__EXERCISE INSTRUCTIONS__: Look through the entries for the string "Baths" and copy every line where it shows up.

__INPUT DATA__:
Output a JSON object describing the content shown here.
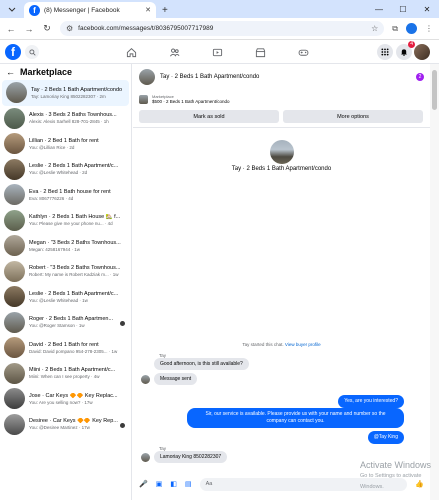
{
  "browser": {
    "tab_title": "(8) Messenger | Facebook",
    "url": "facebook.com/messages/t/8036795007717989"
  },
  "fb_header": {
    "notification_count": "4"
  },
  "sidebar": {
    "title": "Marketplace",
    "conversations": [
      {
        "name": "Tay · 2 Beds 1 Bath Apartment/condo",
        "preview": "Tay: Lamoriay King 8502282307 · 2m",
        "color": "linear-gradient(180deg,#9aa3a9,#5f5a4e)",
        "active": true
      },
      {
        "name": "Alexis · 3 Beds 2 Baths Townhous...",
        "preview": "Alexis: Alexis Sarhell 828-701-2845 · 1h",
        "color": "linear-gradient(180deg,#7a8b7c,#4d5a4a)"
      },
      {
        "name": "Lillian · 2 Bed 1 Bath for rent",
        "preview": "You: @Lillian Rice · 2d",
        "color": "linear-gradient(180deg,#b59b7c,#6b5540)"
      },
      {
        "name": "Leslie · 2 Beds 1 Bath Apartment/c...",
        "preview": "You: @Leslie Whitehead · 2d",
        "color": "linear-gradient(180deg,#8c7a62,#453828)"
      },
      {
        "name": "Eva · 2 Bed 1 Bath house for rent",
        "preview": "Eva: 8067776226 · 4d",
        "color": "linear-gradient(180deg,#a9b4be,#6c6a64)"
      },
      {
        "name": "Kathlyn · 2 Beds 1 Bath House 🏡 f...",
        "preview": "You: Please give me your phone nu... · 4d",
        "color": "linear-gradient(180deg,#8fa28a,#5b5e4b)"
      },
      {
        "name": "Megan · \"3 Beds 2 Baths Townhous...",
        "preview": "Megan: 4258167944 · 1w",
        "color": "linear-gradient(180deg,#b0a89a,#6d6250)"
      },
      {
        "name": "Robert · \"3 Beds 2 Baths Townhous...",
        "preview": "Robert: My name is Robert Kadziak m... · 1w",
        "color": "linear-gradient(180deg,#c2b7a3,#7d705a)"
      },
      {
        "name": "Leslie · 2 Beds 1 Bath Apartment/c...",
        "preview": "You: @Leslie Whitehead · 1w",
        "color": "linear-gradient(180deg,#8c7a62,#453828)"
      },
      {
        "name": "Roger · 2 Beds 1 Bath Apartmen...",
        "preview": "You: @Roger Stamson · 1w",
        "color": "linear-gradient(180deg,#9aa3a9,#5f5a4e)",
        "end_dot": true
      },
      {
        "name": "David · 2 Bed 1 Bath for rent",
        "preview": "David: David pompano 954-278-2305... · 1w",
        "color": "linear-gradient(180deg,#b59b7c,#6b5540)"
      },
      {
        "name": "Miini · 2 Beds 1 Bath Apartment/c...",
        "preview": "Miini: When can I see property · 4w",
        "color": "linear-gradient(180deg,#a29a88,#5d5545)"
      },
      {
        "name": "Jose · Car Keys 🔶🔶 Key Replac...",
        "preview": "You: Are you selling now? · 17w",
        "color": "linear-gradient(180deg,#8b8b8b,#3d3d3d)"
      },
      {
        "name": "Desiree · Car Keys 🔶🔶 Key Rep...",
        "preview": "You: @Desiree Martinez · 17w",
        "color": "linear-gradient(180deg,#9d9d9d,#4a4a4a)",
        "end_dot": true
      }
    ]
  },
  "chat": {
    "header_title": "Tay · 2 Beds 1 Bath Apartment/condo",
    "header_badge": "2",
    "listing_label": "Marketplace",
    "listing_price": "$500 · 2 Beds 1 Bath Apartment/condo",
    "mark_sold": "Mark as sold",
    "more_options": "More options",
    "center_title": "Tay · 2 Beds 1 Bath Apartment/condo",
    "started_text": "Tay started this chat.",
    "started_link": "View buyer profile",
    "sender_name_1": "Tay",
    "msg_1": "Good afternoon, is this still available?",
    "msg_2": "Message sent",
    "msg_3": "Yes, are you interested?",
    "msg_4a": "Sir, our service is available. Please provide us with your name and number so the",
    "msg_4b": "company can contact you.",
    "msg_5": "@Tay King",
    "sender_name_2": "Tay",
    "msg_6": "Lamoriay King 8502282307",
    "composer_placeholder": "Aa"
  },
  "watermark": {
    "line1": "Activate Windows",
    "line2": "Go to Settings to activate Windows."
  }
}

__TASK SOLUTION__:
        "name": "Alexis · 3 Beds 2 Baths Townhous...",
        "name": "Megan · \"3 Beds 2 Baths Townhous...",
        "name": "Robert · \"3 Beds 2 Baths Townhous...",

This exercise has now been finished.